What you will do:
Produce an exact copy of all the records.

(App and web page records)
..............................
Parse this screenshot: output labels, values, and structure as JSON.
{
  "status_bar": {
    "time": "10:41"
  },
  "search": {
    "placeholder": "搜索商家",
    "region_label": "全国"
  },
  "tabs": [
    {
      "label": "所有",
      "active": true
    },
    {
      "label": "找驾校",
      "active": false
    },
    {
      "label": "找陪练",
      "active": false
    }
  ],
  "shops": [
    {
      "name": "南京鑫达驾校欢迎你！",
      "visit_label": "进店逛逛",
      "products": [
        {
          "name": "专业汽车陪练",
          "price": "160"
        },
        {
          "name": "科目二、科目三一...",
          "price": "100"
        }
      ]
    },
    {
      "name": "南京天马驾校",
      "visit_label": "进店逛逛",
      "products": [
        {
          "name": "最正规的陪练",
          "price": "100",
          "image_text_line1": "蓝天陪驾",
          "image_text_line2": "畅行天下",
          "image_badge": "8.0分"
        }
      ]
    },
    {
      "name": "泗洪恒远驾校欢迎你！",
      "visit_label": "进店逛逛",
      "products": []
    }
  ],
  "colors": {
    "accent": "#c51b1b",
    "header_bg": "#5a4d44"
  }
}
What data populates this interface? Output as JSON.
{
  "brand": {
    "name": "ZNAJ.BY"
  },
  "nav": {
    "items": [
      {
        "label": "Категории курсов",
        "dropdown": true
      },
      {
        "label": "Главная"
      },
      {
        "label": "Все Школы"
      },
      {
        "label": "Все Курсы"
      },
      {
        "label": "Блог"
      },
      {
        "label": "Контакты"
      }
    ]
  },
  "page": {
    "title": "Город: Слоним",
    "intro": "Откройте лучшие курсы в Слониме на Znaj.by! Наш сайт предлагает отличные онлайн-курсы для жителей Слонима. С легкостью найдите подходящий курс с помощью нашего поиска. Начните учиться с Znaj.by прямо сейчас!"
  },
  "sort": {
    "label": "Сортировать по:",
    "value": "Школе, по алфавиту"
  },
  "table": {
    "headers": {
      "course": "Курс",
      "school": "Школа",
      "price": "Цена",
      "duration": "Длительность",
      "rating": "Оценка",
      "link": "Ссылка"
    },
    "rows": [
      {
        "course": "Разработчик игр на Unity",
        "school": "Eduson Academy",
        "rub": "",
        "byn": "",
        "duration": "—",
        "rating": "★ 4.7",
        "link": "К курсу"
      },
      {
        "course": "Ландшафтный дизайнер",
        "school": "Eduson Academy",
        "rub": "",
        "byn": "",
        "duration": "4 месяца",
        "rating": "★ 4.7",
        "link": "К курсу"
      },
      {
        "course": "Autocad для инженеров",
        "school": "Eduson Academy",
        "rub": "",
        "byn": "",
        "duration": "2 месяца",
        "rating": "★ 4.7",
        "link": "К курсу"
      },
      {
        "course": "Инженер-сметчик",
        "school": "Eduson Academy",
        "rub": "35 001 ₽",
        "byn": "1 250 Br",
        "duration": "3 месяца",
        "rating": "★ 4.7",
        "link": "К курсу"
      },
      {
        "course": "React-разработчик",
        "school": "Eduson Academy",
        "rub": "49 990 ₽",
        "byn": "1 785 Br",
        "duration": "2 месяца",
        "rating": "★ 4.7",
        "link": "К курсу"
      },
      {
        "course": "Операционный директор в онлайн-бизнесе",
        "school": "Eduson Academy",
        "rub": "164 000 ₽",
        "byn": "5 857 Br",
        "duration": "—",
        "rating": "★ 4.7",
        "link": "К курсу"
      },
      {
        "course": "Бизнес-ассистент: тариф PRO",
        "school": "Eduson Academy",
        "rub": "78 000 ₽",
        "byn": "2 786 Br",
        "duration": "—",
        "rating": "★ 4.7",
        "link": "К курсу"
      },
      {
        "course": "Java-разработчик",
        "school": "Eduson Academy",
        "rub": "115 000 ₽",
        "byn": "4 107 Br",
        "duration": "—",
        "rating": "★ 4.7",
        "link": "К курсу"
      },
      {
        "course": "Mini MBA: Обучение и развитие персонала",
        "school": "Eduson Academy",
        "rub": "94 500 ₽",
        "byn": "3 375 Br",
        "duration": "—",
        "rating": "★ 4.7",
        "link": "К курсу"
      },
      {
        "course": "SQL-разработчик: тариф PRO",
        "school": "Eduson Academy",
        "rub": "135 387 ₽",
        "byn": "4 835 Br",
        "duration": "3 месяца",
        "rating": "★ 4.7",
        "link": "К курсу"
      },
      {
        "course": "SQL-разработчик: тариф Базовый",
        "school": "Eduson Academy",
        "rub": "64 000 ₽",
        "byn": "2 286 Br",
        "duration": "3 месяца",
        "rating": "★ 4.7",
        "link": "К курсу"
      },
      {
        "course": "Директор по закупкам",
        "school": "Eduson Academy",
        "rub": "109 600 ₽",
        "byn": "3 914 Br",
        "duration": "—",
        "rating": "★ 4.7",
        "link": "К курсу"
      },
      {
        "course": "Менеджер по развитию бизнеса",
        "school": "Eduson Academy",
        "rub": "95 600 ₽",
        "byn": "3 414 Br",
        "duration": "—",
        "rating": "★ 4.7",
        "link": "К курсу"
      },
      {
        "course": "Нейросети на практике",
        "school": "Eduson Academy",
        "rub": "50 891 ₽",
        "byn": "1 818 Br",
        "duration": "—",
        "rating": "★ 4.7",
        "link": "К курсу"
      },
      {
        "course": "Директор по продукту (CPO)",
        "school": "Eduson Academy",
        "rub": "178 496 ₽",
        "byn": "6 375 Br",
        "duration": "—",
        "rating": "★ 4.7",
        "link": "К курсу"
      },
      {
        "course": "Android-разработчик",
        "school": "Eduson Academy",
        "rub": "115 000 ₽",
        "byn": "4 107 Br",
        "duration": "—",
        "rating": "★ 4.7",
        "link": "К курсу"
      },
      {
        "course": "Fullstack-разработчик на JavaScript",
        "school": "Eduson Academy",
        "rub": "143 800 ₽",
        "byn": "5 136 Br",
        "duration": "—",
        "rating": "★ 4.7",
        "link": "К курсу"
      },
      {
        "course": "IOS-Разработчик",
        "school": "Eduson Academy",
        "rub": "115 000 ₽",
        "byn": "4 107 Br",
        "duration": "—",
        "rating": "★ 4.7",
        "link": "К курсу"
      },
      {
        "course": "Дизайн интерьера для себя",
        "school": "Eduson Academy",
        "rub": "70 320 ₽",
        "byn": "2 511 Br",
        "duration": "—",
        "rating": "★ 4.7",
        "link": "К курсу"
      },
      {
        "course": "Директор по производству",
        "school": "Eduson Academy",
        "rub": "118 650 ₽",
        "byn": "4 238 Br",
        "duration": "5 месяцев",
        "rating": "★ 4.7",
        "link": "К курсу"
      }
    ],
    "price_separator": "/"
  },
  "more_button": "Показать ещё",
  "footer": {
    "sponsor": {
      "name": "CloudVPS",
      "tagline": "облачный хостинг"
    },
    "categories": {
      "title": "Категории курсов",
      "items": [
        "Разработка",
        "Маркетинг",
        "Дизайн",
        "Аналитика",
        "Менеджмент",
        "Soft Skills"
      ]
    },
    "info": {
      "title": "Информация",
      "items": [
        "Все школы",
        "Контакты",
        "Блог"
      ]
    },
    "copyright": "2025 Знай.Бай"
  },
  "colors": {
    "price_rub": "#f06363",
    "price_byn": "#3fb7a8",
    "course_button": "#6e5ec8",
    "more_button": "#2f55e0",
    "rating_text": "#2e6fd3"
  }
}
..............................
Answer to this task:
Parse this screenshot: output labels, values, and structure as JSON.
{
  "status_bar": {
    "time": "10:41"
  },
  "search": {
    "placeholder": "搜索商家",
    "region_label": "全国"
  },
  "tabs": [
    {
      "label": "所有",
      "active": true
    },
    {
      "label": "找驾校",
      "active": false
    },
    {
      "label": "找陪练",
      "active": false
    }
  ],
  "shops": [
    {
      "name": "南京鑫达驾校欢迎你！",
      "visit_label": "进店逛逛",
      "products": [
        {
          "name": "专业汽车陪练",
          "price": "160"
        },
        {
          "name": "科目二、科目三一...",
          "price": "100"
        }
      ]
    },
    {
      "name": "南京天马驾校",
      "visit_label": "进店逛逛",
      "products": [
        {
          "name": "最正规的陪练",
          "price": "100",
          "image_text_line1": "蓝天陪驾",
          "image_text_line2": "畅行天下",
          "image_badge": "8.0分"
        }
      ]
    },
    {
      "name": "泗洪恒远驾校欢迎你！",
      "visit_label": "进店逛逛",
      "products": []
    }
  ],
  "colors": {
    "accent": "#c51b1b",
    "header_bg": "#5a4d44"
  }
}
What data populates this interface? Output as JSON.
{
  "brand": {
    "name": "ZNAJ.BY"
  },
  "nav": {
    "items": [
      {
        "label": "Категории курсов",
        "dropdown": true
      },
      {
        "label": "Главная"
      },
      {
        "label": "Все Школы"
      },
      {
        "label": "Все Курсы"
      },
      {
        "label": "Блог"
      },
      {
        "label": "Контакты"
      }
    ]
  },
  "page": {
    "title": "Город: Слоним",
    "intro": "Откройте лучшие курсы в Слониме на Znaj.by! Наш сайт предлагает отличные онлайн-курсы для жителей Слонима. С легкостью найдите подходящий курс с помощью нашего поиска. Начните учиться с Znaj.by прямо сейчас!"
  },
  "sort": {
    "label": "Сортировать по:",
    "value": "Школе, по алфавиту"
  },
  "table": {
    "headers": {
      "course": "Курс",
      "school": "Школа",
      "price": "Цена",
      "duration": "Длительность",
      "rating": "Оценка",
      "link": "Ссылка"
    },
    "rows": [
      {
        "course": "Разработчик игр на Unity",
        "school": "Eduson Academy",
        "rub": "",
        "byn": "",
        "duration": "—",
        "rating": "★ 4.7",
        "link": "К курсу"
      },
      {
        "course": "Ландшафтный дизайнер",
        "school": "Eduson Academy",
        "rub": "",
        "byn": "",
        "duration": "4 месяца",
        "rating": "★ 4.7",
        "link": "К курсу"
      },
      {
        "course": "Autocad для инженеров",
        "school": "Eduson Academy",
        "rub": "",
        "byn": "",
        "duration": "2 месяца",
        "rating": "★ 4.7",
        "link": "К курсу"
      },
      {
        "course": "Инженер-сметчик",
        "school": "Eduson Academy",
        "rub": "35 001 ₽",
        "byn": "1 250 Br",
        "duration": "3 месяца",
        "rating": "★ 4.7",
        "link": "К курсу"
      },
      {
        "course": "React-разработчик",
        "school": "Eduson Academy",
        "rub": "49 990 ₽",
        "byn": "1 785 Br",
        "duration": "2 месяца",
        "rating": "★ 4.7",
        "link": "К курсу"
      },
      {
        "course": "Операционный директор в онлайн-бизнесе",
        "school": "Eduson Academy",
        "rub": "164 000 ₽",
        "byn": "5 857 Br",
        "duration": "—",
        "rating": "★ 4.7",
        "link": "К курсу"
      },
      {
        "course": "Бизнес-ассистент: тариф PRO",
        "school": "Eduson Academy",
        "rub": "78 000 ₽",
        "byn": "2 786 Br",
        "duration": "—",
        "rating": "★ 4.7",
        "link": "К курсу"
      },
      {
        "course": "Java-разработчик",
        "school": "Eduson Academy",
        "rub": "115 000 ₽",
        "byn": "4 107 Br",
        "duration": "—",
        "rating": "★ 4.7",
        "link": "К курсу"
      },
      {
        "course": "Mini MBA: Обучение и развитие персонала",
        "school": "Eduson Academy",
        "rub": "94 500 ₽",
        "byn": "3 375 Br",
        "duration": "—",
        "rating": "★ 4.7",
        "link": "К курсу"
      },
      {
        "course": "SQL-разработчик: тариф PRO",
        "school": "Eduson Academy",
        "rub": "135 387 ₽",
        "byn": "4 835 Br",
        "duration": "3 месяца",
        "rating": "★ 4.7",
        "link": "К курсу"
      },
      {
        "course": "SQL-разработчик: тариф Базовый",
        "school": "Eduson Academy",
        "rub": "64 000 ₽",
        "byn": "2 286 Br",
        "duration": "3 месяца",
        "rating": "★ 4.7",
        "link": "К курсу"
      },
      {
        "course": "Директор по закупкам",
        "school": "Eduson Academy",
        "rub": "109 600 ₽",
        "byn": "3 914 Br",
        "duration": "—",
        "rating": "★ 4.7",
        "link": "К курсу"
      },
      {
        "course": "Менеджер по развитию бизнеса",
        "school": "Eduson Academy",
        "rub": "95 600 ₽",
        "byn": "3 414 Br",
        "duration": "—",
        "rating": "★ 4.7",
        "link": "К курсу"
      },
      {
        "course": "Нейросети на практике",
        "school": "Eduson Academy",
        "rub": "50 891 ₽",
        "byn": "1 818 Br",
        "duration": "—",
        "rating": "★ 4.7",
        "link": "К курсу"
      },
      {
        "course": "Директор по продукту (CPO)",
        "school": "Eduson Academy",
        "rub": "178 496 ₽",
        "byn": "6 375 Br",
        "duration": "—",
        "rating": "★ 4.7",
        "link": "К курсу"
      },
      {
        "course": "Android-разработчик",
        "school": "Eduson Academy",
        "rub": "115 000 ₽",
        "byn": "4 107 Br",
        "duration": "—",
        "rating": "★ 4.7",
        "link": "К курсу"
      },
      {
        "course": "Fullstack-разработчик на JavaScript",
        "school": "Eduson Academy",
        "rub": "143 800 ₽",
        "byn": "5 136 Br",
        "duration": "—",
        "rating": "★ 4.7",
        "link": "К курсу"
      },
      {
        "course": "IOS-Разработчик",
        "school": "Eduson Academy",
        "rub": "115 000 ₽",
        "byn": "4 107 Br",
        "duration": "—",
        "rating": "★ 4.7",
        "link": "К курсу"
      },
      {
        "course": "Дизайн интерьера для себя",
        "school": "Eduson Academy",
        "rub": "70 320 ₽",
        "byn": "2 511 Br",
        "duration": "—",
        "rating": "★ 4.7",
        "link": "К курсу"
      },
      {
        "course": "Директор по производству",
        "school": "Eduson Academy",
        "rub": "118 650 ₽",
        "byn": "4 238 Br",
        "duration": "5 месяцев",
        "rating": "★ 4.7",
        "link": "К курсу"
      }
    ],
    "price_separator": "/"
  },
  "more_button": "Показать ещё",
  "footer": {
    "sponsor": {
      "name": "CloudVPS",
      "tagline": "облачный хостинг"
    },
    "categories": {
      "title": "Категории курсов",
      "items": [
        "Разработка",
        "Маркетинг",
        "Дизайн",
        "Аналитика",
        "Менеджмент",
        "Soft Skills"
      ]
    },
    "info": {
      "title": "Информация",
      "items": [
        "Все школы",
        "Контакты",
        "Блог"
      ]
    },
    "copyright": "2025 Знай.Бай"
  },
  "colors": {
    "price_rub": "#f06363",
    "price_byn": "#3fb7a8",
    "course_button": "#6e5ec8",
    "more_button": "#2f55e0",
    "rating_text": "#2e6fd3"
  }
}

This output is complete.